Your objective:
In the records below, find the lines that include the string "Left" and report how many there are, nothing else.

[Data records for software interfaces]
================================

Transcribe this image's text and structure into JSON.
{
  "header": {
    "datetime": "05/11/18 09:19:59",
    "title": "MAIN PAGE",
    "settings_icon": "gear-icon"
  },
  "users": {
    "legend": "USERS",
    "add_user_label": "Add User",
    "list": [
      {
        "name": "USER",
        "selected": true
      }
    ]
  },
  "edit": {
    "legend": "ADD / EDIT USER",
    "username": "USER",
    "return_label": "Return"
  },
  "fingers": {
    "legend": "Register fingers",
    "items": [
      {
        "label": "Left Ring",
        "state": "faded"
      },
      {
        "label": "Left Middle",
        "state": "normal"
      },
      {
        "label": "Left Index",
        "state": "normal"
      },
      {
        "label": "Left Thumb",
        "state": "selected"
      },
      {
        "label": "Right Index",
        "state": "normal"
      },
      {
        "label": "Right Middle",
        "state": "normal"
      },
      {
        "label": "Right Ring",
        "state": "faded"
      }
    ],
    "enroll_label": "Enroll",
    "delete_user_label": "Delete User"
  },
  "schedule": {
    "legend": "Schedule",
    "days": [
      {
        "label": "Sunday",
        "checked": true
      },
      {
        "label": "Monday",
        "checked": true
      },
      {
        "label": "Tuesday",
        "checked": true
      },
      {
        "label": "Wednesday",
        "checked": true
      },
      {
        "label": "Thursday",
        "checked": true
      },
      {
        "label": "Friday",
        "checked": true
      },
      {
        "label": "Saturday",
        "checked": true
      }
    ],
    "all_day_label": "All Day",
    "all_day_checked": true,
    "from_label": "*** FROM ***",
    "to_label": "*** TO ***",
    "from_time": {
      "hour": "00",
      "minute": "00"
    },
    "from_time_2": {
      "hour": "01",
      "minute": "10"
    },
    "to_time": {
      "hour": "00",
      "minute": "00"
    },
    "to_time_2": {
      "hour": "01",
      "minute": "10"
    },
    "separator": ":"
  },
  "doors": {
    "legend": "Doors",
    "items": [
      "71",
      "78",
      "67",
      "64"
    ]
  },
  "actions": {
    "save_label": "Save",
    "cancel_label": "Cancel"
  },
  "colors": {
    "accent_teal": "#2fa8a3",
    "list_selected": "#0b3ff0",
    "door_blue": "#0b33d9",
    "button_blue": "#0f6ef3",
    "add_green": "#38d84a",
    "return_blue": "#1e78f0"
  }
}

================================

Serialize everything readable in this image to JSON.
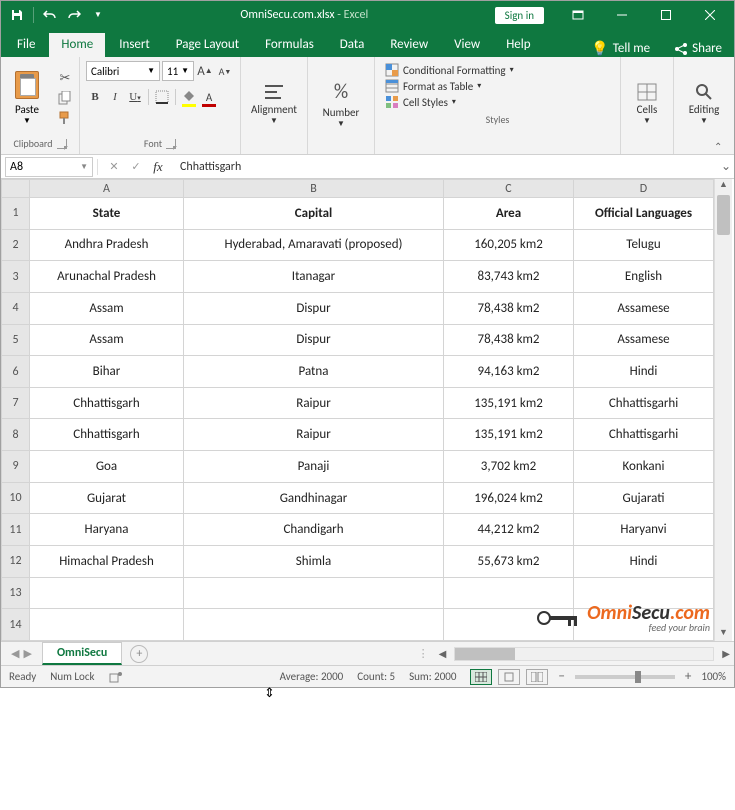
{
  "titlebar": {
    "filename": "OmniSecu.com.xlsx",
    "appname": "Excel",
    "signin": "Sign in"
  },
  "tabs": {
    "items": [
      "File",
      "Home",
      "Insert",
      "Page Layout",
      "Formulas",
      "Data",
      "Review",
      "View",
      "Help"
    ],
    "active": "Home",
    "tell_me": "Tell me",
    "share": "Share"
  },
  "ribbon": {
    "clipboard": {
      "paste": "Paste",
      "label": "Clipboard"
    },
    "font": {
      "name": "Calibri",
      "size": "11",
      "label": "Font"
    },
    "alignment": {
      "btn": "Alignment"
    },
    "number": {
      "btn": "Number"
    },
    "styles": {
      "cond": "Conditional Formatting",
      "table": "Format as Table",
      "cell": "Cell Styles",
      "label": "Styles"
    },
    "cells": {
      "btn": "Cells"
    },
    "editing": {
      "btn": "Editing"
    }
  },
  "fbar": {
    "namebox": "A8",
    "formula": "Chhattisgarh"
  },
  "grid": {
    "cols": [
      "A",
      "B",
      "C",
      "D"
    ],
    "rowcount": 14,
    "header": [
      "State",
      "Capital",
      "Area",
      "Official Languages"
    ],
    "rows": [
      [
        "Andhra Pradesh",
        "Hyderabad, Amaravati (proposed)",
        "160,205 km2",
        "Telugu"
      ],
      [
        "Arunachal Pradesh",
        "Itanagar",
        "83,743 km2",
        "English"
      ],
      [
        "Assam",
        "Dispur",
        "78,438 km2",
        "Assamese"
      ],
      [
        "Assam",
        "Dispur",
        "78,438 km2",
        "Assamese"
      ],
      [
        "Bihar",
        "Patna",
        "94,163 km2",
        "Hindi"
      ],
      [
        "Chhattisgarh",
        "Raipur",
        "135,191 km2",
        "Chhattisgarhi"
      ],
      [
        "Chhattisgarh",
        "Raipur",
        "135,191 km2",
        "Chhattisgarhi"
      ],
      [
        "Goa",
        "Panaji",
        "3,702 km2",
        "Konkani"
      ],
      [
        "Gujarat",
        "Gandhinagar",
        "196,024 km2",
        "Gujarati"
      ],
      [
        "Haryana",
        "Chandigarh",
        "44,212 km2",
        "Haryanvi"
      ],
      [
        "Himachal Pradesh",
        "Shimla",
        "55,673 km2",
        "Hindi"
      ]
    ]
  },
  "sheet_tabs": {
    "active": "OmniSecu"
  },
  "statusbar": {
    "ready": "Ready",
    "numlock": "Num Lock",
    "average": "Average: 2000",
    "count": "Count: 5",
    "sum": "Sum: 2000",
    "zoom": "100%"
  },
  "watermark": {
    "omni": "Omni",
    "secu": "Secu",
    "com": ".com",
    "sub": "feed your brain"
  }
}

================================

Task solution:
4